▶ **Exercise goal**
Please copy out every line of the data word for word.
=== Section Start ===
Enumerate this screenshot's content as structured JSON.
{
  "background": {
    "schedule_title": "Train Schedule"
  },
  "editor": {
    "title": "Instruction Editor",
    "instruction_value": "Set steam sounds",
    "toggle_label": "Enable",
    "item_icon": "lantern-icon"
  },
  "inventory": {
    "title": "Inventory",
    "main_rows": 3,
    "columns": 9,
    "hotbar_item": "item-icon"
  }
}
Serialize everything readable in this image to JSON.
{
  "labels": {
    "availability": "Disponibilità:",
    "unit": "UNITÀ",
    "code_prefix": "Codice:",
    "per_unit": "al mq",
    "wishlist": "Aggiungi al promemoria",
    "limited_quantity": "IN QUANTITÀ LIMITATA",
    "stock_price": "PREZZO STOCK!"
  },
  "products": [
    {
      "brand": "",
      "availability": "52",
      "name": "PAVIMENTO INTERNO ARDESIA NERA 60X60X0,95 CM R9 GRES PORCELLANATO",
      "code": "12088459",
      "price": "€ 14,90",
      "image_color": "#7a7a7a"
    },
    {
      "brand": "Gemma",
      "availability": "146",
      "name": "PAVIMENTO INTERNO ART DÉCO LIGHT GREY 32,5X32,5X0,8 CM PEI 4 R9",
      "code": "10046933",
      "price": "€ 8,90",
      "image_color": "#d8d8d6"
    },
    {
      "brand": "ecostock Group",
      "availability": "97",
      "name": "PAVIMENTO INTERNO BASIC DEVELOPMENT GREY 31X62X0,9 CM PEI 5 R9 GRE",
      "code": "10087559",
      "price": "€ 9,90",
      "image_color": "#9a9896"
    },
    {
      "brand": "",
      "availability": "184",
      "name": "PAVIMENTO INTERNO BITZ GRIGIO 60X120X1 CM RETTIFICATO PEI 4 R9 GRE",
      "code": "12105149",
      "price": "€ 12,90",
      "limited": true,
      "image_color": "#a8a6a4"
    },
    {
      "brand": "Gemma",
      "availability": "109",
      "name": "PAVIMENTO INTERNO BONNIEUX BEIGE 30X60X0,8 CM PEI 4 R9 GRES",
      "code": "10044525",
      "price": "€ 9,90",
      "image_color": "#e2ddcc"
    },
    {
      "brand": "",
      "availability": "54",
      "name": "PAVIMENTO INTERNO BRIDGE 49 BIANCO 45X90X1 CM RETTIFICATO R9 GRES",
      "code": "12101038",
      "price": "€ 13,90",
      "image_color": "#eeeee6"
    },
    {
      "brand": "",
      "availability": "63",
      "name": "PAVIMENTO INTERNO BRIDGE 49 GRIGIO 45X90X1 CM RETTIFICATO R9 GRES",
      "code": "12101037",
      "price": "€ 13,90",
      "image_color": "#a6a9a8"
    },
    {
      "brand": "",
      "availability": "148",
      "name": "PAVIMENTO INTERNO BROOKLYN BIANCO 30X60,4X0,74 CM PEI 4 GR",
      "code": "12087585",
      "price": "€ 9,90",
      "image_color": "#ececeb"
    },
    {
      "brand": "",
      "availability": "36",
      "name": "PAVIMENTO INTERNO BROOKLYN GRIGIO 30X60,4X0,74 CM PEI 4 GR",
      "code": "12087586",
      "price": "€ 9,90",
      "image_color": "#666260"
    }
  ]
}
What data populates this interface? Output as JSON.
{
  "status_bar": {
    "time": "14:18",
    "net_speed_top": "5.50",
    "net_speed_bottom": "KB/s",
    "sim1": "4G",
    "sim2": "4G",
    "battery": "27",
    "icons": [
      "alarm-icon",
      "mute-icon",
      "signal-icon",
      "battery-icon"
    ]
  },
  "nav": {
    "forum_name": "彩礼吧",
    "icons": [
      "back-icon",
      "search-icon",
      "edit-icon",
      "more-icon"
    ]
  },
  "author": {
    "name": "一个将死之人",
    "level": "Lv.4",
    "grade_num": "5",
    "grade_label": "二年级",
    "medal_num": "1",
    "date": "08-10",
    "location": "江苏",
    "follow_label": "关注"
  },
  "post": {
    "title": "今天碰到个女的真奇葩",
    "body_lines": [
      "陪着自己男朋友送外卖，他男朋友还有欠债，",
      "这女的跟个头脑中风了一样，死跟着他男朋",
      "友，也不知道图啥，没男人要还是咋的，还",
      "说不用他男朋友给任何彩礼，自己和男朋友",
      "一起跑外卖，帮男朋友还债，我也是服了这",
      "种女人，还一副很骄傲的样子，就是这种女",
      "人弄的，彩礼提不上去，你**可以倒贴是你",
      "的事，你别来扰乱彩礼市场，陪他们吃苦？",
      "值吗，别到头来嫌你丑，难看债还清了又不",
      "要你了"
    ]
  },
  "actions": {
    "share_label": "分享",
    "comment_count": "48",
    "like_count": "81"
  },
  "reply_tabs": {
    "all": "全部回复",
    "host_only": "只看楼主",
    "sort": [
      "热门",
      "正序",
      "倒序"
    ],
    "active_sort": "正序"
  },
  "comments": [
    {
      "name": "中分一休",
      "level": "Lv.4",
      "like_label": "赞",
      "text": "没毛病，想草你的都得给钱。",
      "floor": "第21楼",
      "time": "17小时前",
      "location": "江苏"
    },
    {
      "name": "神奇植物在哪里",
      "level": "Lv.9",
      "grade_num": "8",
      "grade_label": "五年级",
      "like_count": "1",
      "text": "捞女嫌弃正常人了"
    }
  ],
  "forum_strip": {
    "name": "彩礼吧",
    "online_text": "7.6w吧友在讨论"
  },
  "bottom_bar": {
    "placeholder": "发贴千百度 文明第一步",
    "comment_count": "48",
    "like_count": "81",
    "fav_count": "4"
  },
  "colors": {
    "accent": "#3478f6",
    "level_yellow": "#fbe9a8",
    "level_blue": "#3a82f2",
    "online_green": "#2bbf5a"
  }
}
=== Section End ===
▶ **Response area**
Enumerate this screenshot's content as structured JSON.
{
  "background": {
    "schedule_title": "Train Schedule"
  },
  "editor": {
    "title": "Instruction Editor",
    "instruction_value": "Set steam sounds",
    "toggle_label": "Enable",
    "item_icon": "lantern-icon"
  },
  "inventory": {
    "title": "Inventory",
    "main_rows": 3,
    "columns": 9,
    "hotbar_item": "item-icon"
  }
}
Serialize everything readable in this image to JSON.
{
  "labels": {
    "availability": "Disponibilità:",
    "unit": "UNITÀ",
    "code_prefix": "Codice:",
    "per_unit": "al mq",
    "wishlist": "Aggiungi al promemoria",
    "limited_quantity": "IN QUANTITÀ LIMITATA",
    "stock_price": "PREZZO STOCK!"
  },
  "products": [
    {
      "brand": "",
      "availability": "52",
      "name": "PAVIMENTO INTERNO ARDESIA NERA 60X60X0,95 CM R9 GRES PORCELLANATO",
      "code": "12088459",
      "price": "€ 14,90",
      "image_color": "#7a7a7a"
    },
    {
      "brand": "Gemma",
      "availability": "146",
      "name": "PAVIMENTO INTERNO ART DÉCO LIGHT GREY 32,5X32,5X0,8 CM PEI 4 R9",
      "code": "10046933",
      "price": "€ 8,90",
      "image_color": "#d8d8d6"
    },
    {
      "brand": "ecostock Group",
      "availability": "97",
      "name": "PAVIMENTO INTERNO BASIC DEVELOPMENT GREY 31X62X0,9 CM PEI 5 R9 GRE",
      "code": "10087559",
      "price": "€ 9,90",
      "image_color": "#9a9896"
    },
    {
      "brand": "",
      "availability": "184",
      "name": "PAVIMENTO INTERNO BITZ GRIGIO 60X120X1 CM RETTIFICATO PEI 4 R9 GRE",
      "code": "12105149",
      "price": "€ 12,90",
      "limited": true,
      "image_color": "#a8a6a4"
    },
    {
      "brand": "Gemma",
      "availability": "109",
      "name": "PAVIMENTO INTERNO BONNIEUX BEIGE 30X60X0,8 CM PEI 4 R9 GRES",
      "code": "10044525",
      "price": "€ 9,90",
      "image_color": "#e2ddcc"
    },
    {
      "brand": "",
      "availability": "54",
      "name": "PAVIMENTO INTERNO BRIDGE 49 BIANCO 45X90X1 CM RETTIFICATO R9 GRES",
      "code": "12101038",
      "price": "€ 13,90",
      "image_color": "#eeeee6"
    },
    {
      "brand": "",
      "availability": "63",
      "name": "PAVIMENTO INTERNO BRIDGE 49 GRIGIO 45X90X1 CM RETTIFICATO R9 GRES",
      "code": "12101037",
      "price": "€ 13,90",
      "image_color": "#a6a9a8"
    },
    {
      "brand": "",
      "availability": "148",
      "name": "PAVIMENTO INTERNO BROOKLYN BIANCO 30X60,4X0,74 CM PEI 4 GR",
      "code": "12087585",
      "price": "€ 9,90",
      "image_color": "#ececeb"
    },
    {
      "brand": "",
      "availability": "36",
      "name": "PAVIMENTO INTERNO BROOKLYN GRIGIO 30X60,4X0,74 CM PEI 4 GR",
      "code": "12087586",
      "price": "€ 9,90",
      "image_color": "#666260"
    }
  ]
}
What data populates this interface? Output as JSON.
{
  "status_bar": {
    "time": "14:18",
    "net_speed_top": "5.50",
    "net_speed_bottom": "KB/s",
    "sim1": "4G",
    "sim2": "4G",
    "battery": "27",
    "icons": [
      "alarm-icon",
      "mute-icon",
      "signal-icon",
      "battery-icon"
    ]
  },
  "nav": {
    "forum_name": "彩礼吧",
    "icons": [
      "back-icon",
      "search-icon",
      "edit-icon",
      "more-icon"
    ]
  },
  "author": {
    "name": "一个将死之人",
    "level": "Lv.4",
    "grade_num": "5",
    "grade_label": "二年级",
    "medal_num": "1",
    "date": "08-10",
    "location": "江苏",
    "follow_label": "关注"
  },
  "post": {
    "title": "今天碰到个女的真奇葩",
    "body_lines": [
      "陪着自己男朋友送外卖，他男朋友还有欠债，",
      "这女的跟个头脑中风了一样，死跟着他男朋",
      "友，也不知道图啥，没男人要还是咋的，还",
      "说不用他男朋友给任何彩礼，自己和男朋友",
      "一起跑外卖，帮男朋友还债，我也是服了这",
      "种女人，还一副很骄傲的样子，就是这种女",
      "人弄的，彩礼提不上去，你**可以倒贴是你",
      "的事，你别来扰乱彩礼市场，陪他们吃苦？",
      "值吗，别到头来嫌你丑，难看债还清了又不",
      "要你了"
    ]
  },
  "actions": {
    "share_label": "分享",
    "comment_count": "48",
    "like_count": "81"
  },
  "reply_tabs": {
    "all": "全部回复",
    "host_only": "只看楼主",
    "sort": [
      "热门",
      "正序",
      "倒序"
    ],
    "active_sort": "正序"
  },
  "comments": [
    {
      "name": "中分一休",
      "level": "Lv.4",
      "like_label": "赞",
      "text": "没毛病，想草你的都得给钱。",
      "floor": "第21楼",
      "time": "17小时前",
      "location": "江苏"
    },
    {
      "name": "神奇植物在哪里",
      "level": "Lv.9",
      "grade_num": "8",
      "grade_label": "五年级",
      "like_count": "1",
      "text": "捞女嫌弃正常人了"
    }
  ],
  "forum_strip": {
    "name": "彩礼吧",
    "online_text": "7.6w吧友在讨论"
  },
  "bottom_bar": {
    "placeholder": "发贴千百度 文明第一步",
    "comment_count": "48",
    "like_count": "81",
    "fav_count": "4"
  },
  "colors": {
    "accent": "#3478f6",
    "level_yellow": "#fbe9a8",
    "level_blue": "#3a82f2",
    "online_green": "#2bbf5a"
  }
}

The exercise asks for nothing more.